*** Begin section ***
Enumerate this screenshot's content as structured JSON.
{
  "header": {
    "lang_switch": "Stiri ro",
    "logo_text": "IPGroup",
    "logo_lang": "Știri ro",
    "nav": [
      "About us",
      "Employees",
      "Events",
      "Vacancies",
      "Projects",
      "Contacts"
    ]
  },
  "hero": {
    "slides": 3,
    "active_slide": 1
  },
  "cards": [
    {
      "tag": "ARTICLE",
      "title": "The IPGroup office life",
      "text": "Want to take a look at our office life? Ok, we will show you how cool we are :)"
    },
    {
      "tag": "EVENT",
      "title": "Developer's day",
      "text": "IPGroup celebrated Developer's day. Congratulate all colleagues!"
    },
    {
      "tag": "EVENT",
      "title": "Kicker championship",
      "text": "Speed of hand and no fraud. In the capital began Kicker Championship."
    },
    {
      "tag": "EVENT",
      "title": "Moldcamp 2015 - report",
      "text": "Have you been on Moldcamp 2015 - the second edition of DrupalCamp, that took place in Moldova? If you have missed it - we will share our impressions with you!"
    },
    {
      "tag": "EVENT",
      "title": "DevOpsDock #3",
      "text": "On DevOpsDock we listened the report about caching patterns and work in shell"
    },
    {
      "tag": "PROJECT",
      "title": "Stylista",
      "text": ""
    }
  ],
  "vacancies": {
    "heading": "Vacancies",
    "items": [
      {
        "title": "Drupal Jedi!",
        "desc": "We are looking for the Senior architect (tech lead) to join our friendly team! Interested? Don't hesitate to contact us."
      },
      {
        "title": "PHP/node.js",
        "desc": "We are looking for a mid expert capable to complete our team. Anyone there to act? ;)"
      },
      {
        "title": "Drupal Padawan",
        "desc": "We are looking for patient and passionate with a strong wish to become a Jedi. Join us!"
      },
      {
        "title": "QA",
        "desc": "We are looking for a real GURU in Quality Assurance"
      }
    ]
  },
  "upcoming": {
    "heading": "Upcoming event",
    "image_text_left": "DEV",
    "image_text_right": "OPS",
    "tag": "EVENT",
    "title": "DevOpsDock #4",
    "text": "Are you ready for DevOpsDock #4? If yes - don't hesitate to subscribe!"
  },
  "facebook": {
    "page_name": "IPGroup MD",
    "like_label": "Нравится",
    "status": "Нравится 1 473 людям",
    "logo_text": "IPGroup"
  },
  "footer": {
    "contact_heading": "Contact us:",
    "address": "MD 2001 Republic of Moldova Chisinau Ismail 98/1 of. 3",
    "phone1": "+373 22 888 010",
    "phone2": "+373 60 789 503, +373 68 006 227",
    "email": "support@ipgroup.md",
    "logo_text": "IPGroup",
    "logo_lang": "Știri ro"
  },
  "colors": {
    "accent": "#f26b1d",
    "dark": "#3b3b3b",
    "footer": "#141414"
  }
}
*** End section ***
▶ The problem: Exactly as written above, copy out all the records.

▶ Solution:
Enumerate this screenshot's content as structured JSON.
{
  "header": {
    "lang_switch": "Stiri ro",
    "logo_text": "IPGroup",
    "logo_lang": "Știri ro",
    "nav": [
      "About us",
      "Employees",
      "Events",
      "Vacancies",
      "Projects",
      "Contacts"
    ]
  },
  "hero": {
    "slides": 3,
    "active_slide": 1
  },
  "cards": [
    {
      "tag": "ARTICLE",
      "title": "The IPGroup office life",
      "text": "Want to take a look at our office life? Ok, we will show you how cool we are :)"
    },
    {
      "tag": "EVENT",
      "title": "Developer's day",
      "text": "IPGroup celebrated Developer's day. Congratulate all colleagues!"
    },
    {
      "tag": "EVENT",
      "title": "Kicker championship",
      "text": "Speed of hand and no fraud. In the capital began Kicker Championship."
    },
    {
      "tag": "EVENT",
      "title": "Moldcamp 2015 - report",
      "text": "Have you been on Moldcamp 2015 - the second edition of DrupalCamp, that took place in Moldova? If you have missed it - we will share our impressions with you!"
    },
    {
      "tag": "EVENT",
      "title": "DevOpsDock #3",
      "text": "On DevOpsDock we listened the report about caching patterns and work in shell"
    },
    {
      "tag": "PROJECT",
      "title": "Stylista",
      "text": ""
    }
  ],
  "vacancies": {
    "heading": "Vacancies",
    "items": [
      {
        "title": "Drupal Jedi!",
        "desc": "We are looking for the Senior architect (tech lead) to join our friendly team! Interested? Don't hesitate to contact us."
      },
      {
        "title": "PHP/node.js",
        "desc": "We are looking for a mid expert capable to complete our team. Anyone there to act? ;)"
      },
      {
        "title": "Drupal Padawan",
        "desc": "We are looking for patient and passionate with a strong wish to become a Jedi. Join us!"
      },
      {
        "title": "QA",
        "desc": "We are looking for a real GURU in Quality Assurance"
      }
    ]
  },
  "upcoming": {
    "heading": "Upcoming event",
    "image_text_left": "DEV",
    "image_text_right": "OPS",
    "tag": "EVENT",
    "title": "DevOpsDock #4",
    "text": "Are you ready for DevOpsDock #4? If yes - don't hesitate to subscribe!"
  },
  "facebook": {
    "page_name": "IPGroup MD",
    "like_label": "Нравится",
    "status": "Нравится 1 473 людям",
    "logo_text": "IPGroup"
  },
  "footer": {
    "contact_heading": "Contact us:",
    "address": "MD 2001 Republic of Moldova Chisinau Ismail 98/1 of. 3",
    "phone1": "+373 22 888 010",
    "phone2": "+373 60 789 503, +373 68 006 227",
    "email": "support@ipgroup.md",
    "logo_text": "IPGroup",
    "logo_lang": "Știri ro"
  },
  "colors": {
    "accent": "#f26b1d",
    "dark": "#3b3b3b",
    "footer": "#141414"
  }
}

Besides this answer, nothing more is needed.